======== Available records

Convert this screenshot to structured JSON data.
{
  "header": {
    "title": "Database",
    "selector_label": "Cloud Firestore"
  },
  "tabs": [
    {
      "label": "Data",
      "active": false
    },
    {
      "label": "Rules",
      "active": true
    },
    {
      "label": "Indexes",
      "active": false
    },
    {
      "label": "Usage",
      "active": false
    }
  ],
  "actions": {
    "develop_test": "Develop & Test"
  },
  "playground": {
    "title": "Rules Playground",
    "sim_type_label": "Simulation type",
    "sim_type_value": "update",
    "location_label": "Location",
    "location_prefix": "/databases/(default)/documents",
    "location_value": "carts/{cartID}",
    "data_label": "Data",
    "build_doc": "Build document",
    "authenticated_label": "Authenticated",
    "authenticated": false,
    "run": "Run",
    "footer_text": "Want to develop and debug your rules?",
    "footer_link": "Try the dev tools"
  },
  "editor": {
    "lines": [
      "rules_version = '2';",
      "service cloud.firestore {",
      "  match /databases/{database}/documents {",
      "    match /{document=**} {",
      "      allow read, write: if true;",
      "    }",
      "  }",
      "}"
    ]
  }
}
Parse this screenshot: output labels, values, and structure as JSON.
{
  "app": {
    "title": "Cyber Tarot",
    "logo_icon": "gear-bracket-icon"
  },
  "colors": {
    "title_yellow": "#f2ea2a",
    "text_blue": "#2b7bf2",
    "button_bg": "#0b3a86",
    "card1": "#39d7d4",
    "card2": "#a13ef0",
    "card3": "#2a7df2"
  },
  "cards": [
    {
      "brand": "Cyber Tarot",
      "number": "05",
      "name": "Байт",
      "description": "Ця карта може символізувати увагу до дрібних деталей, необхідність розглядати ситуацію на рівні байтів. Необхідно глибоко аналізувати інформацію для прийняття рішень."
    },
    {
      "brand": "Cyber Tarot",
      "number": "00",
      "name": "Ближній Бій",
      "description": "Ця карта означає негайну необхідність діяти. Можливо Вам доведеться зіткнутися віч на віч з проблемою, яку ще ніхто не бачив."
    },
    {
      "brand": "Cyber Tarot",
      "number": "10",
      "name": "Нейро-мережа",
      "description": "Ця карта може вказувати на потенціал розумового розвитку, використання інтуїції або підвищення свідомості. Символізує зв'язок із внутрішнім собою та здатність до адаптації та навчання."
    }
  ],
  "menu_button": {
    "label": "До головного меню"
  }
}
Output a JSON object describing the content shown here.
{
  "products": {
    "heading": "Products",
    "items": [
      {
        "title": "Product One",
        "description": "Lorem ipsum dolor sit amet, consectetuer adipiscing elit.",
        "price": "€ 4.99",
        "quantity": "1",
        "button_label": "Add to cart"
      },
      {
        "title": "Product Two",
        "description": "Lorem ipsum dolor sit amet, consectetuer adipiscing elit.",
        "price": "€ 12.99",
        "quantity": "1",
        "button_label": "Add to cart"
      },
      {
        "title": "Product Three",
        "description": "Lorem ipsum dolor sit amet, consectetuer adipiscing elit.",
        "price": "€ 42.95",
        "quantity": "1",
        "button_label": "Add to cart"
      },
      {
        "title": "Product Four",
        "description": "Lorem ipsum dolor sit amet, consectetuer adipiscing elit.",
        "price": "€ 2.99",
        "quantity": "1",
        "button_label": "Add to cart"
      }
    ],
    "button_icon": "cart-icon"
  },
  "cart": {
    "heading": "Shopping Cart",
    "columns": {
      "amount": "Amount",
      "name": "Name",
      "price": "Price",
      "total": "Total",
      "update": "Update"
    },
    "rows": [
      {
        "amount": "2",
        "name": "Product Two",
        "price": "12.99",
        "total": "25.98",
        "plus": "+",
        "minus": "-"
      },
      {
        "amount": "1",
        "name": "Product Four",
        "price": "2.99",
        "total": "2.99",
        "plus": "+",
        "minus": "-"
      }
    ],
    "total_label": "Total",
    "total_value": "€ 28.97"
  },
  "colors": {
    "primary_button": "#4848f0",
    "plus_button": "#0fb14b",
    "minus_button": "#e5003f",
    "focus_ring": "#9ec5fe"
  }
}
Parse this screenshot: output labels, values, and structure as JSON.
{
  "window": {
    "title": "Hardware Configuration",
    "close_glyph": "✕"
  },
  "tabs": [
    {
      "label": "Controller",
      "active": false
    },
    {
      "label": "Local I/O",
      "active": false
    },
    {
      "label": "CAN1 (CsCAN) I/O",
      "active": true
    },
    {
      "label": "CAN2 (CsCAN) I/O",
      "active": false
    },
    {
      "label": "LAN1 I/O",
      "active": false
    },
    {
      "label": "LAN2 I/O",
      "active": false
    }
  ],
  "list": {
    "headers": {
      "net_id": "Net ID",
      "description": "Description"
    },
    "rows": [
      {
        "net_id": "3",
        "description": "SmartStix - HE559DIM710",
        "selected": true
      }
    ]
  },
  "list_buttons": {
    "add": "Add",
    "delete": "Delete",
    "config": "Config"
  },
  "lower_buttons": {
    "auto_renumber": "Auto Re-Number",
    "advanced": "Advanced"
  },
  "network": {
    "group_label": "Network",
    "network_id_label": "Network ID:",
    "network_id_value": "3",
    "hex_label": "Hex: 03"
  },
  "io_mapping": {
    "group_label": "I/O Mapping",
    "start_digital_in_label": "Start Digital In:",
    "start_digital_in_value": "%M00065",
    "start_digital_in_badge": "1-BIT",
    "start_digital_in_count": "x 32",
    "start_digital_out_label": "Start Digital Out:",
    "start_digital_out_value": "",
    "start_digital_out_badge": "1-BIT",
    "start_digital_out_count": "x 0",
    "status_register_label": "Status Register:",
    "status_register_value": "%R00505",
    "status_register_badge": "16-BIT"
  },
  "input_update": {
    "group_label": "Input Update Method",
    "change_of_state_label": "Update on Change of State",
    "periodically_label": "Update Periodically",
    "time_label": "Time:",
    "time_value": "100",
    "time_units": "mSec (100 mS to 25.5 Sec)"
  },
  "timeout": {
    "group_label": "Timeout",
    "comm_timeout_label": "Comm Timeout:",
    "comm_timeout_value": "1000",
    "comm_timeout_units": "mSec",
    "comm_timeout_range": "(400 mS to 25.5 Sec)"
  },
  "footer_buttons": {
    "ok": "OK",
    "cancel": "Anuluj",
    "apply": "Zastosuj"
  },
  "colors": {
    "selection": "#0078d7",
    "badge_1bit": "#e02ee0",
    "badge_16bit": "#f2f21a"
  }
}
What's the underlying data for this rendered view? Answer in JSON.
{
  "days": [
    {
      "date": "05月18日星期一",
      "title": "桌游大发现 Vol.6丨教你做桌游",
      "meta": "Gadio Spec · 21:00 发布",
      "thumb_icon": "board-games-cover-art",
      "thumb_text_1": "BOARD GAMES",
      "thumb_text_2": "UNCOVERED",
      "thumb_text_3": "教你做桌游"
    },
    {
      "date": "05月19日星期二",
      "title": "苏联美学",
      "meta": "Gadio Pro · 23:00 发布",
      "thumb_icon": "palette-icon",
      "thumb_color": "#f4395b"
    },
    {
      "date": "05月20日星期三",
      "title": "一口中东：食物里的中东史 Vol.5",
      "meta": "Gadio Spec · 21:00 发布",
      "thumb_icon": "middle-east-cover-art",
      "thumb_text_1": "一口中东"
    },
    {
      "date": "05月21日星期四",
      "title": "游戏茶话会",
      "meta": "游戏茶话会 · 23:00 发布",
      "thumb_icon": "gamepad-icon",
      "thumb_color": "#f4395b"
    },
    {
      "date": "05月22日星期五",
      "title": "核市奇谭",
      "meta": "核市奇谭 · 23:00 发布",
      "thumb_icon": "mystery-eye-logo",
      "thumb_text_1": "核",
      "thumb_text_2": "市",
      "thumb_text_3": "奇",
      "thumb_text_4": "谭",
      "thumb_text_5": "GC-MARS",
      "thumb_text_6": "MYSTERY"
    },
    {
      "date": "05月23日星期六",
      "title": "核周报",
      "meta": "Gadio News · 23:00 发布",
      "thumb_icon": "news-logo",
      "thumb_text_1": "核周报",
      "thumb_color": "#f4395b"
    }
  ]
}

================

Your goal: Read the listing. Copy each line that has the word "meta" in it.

Response to the exercise:
      "meta": "Gadio Spec · 21:00 发布",
      "meta": "Gadio Pro · 23:00 发布",
      "meta": "Gadio Spec · 21:00 发布",
      "meta": "游戏茶话会 · 23:00 发布",
      "meta": "核市奇谭 · 23:00 发布",
      "meta": "Gadio News · 23:00 发布",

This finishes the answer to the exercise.